1915 January 12
Sen. Ole Sageng introduced Senate File 15, proposing an amendment to the State Constitution to extend equal suffrage to women. It was referred to the Committee on Elections, which recommended passage, but the bill failed in the Senate 34–33. No reconsideration vote was taken.
1915 March 19
Rep. Carl A. Wold introduced House File 1142, an act granting women the right to vote for presidential electors. It was referred to the Committee on Elections, but went no further.
Two suffrage bills were submitted to the House of Representatives in February, dividing leaders of the Minnesota movement. One bill, authored by senators Sageng and Putnam, affirmed women’s statutory right to vote in presidential elections. The other, introduced by Rep. A. M. Peterson, enfranchised women by amendment. Clara Ueland favored an amendment to the US Constitution as the most likely way for women to gain full suffrage, and supported the presidential suffrage bill as a means to an end.
1919 January 23
Rep. Theodore Christianson of Dawson introduced House File 222, giving Minnesota women the right to vote in presidential elections. The House passed the measure on March 5, 103–24.
1919 March 21
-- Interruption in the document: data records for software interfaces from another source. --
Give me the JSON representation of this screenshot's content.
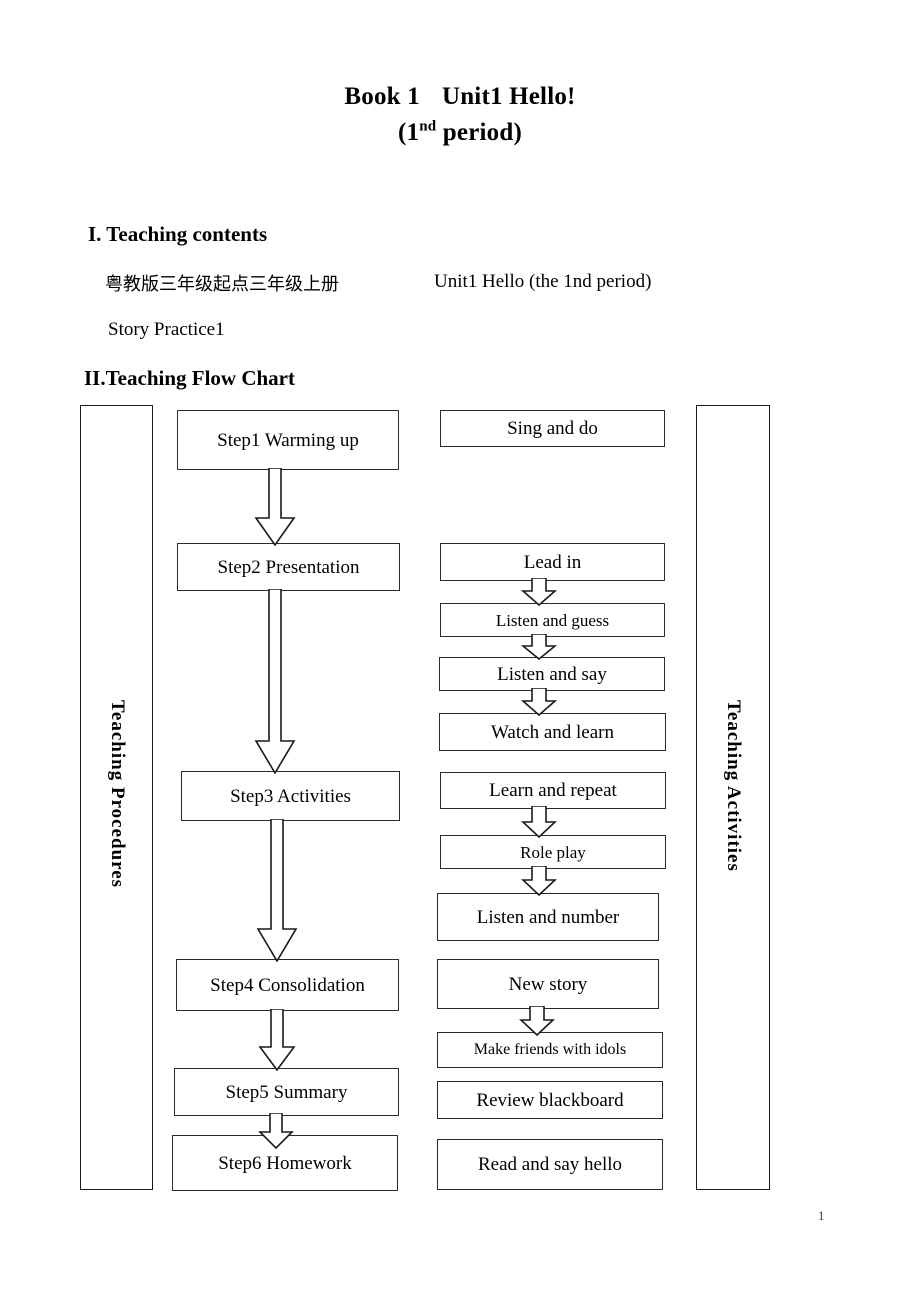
{
  "document": {
    "title_line1": "Book 1",
    "title_line1b": "Unit1 Hello!",
    "title_period_open": "(1",
    "title_period_sup": "nd",
    "title_period_rest": " period)",
    "page_number": "1"
  },
  "sections": {
    "teaching_contents": {
      "heading": "I. Teaching contents",
      "textbook_cn": "粤教版三年级起点三年级上册",
      "unit_en": "Unit1 Hello (the 1nd period)",
      "materials": "Story    Practice1"
    },
    "flow_chart": {
      "heading": "II.Teaching Flow Chart",
      "left_column_label": "Teaching  Procedures",
      "right_column_label": "Teaching  Activities",
      "steps": [
        {
          "label": "Step1 Warming up"
        },
        {
          "label": "Step2 Presentation"
        },
        {
          "label": "Step3 Activities"
        },
        {
          "label": "Step4 Consolidation"
        },
        {
          "label": "Step5 Summary"
        },
        {
          "label": "Step6 Homework"
        }
      ],
      "activities": [
        {
          "label": "Sing and do"
        },
        {
          "label": "Lead in"
        },
        {
          "label": "Listen and guess"
        },
        {
          "label": "Listen and say"
        },
        {
          "label": "Watch and learn"
        },
        {
          "label": "Learn and repeat"
        },
        {
          "label": "Role play"
        },
        {
          "label": "Listen and number"
        },
        {
          "label": "New story"
        },
        {
          "label": "Make friends with idols"
        },
        {
          "label": "Review blackboard"
        },
        {
          "label": "Read and say hello"
        }
      ]
    }
  },
  "style": {
    "ink": "#000000",
    "border": "#2b2b2b",
    "paper": "#ffffff"
  }
}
The Christianson bill passed the Senate 49–11. After its approval by Gov. Joseph Burnquist on March 24, Minnesota women could vote for president, but not for other offices such as US representatives or senators.
1919 June 4
The United States Congress approves the 19th Amendment to the US Constitution, sending it to the states for ratification.
1919 September 8
In a special session, a joint resolution was approved by both bodies of the state legislature, ratifying the 19th Amendment to the US Constitution.
1920 August 26
The 19th Amendment to the US Constitution became law. The amendment prohibits the states and the federal government from denying citizens the right to vote on the basis of sex.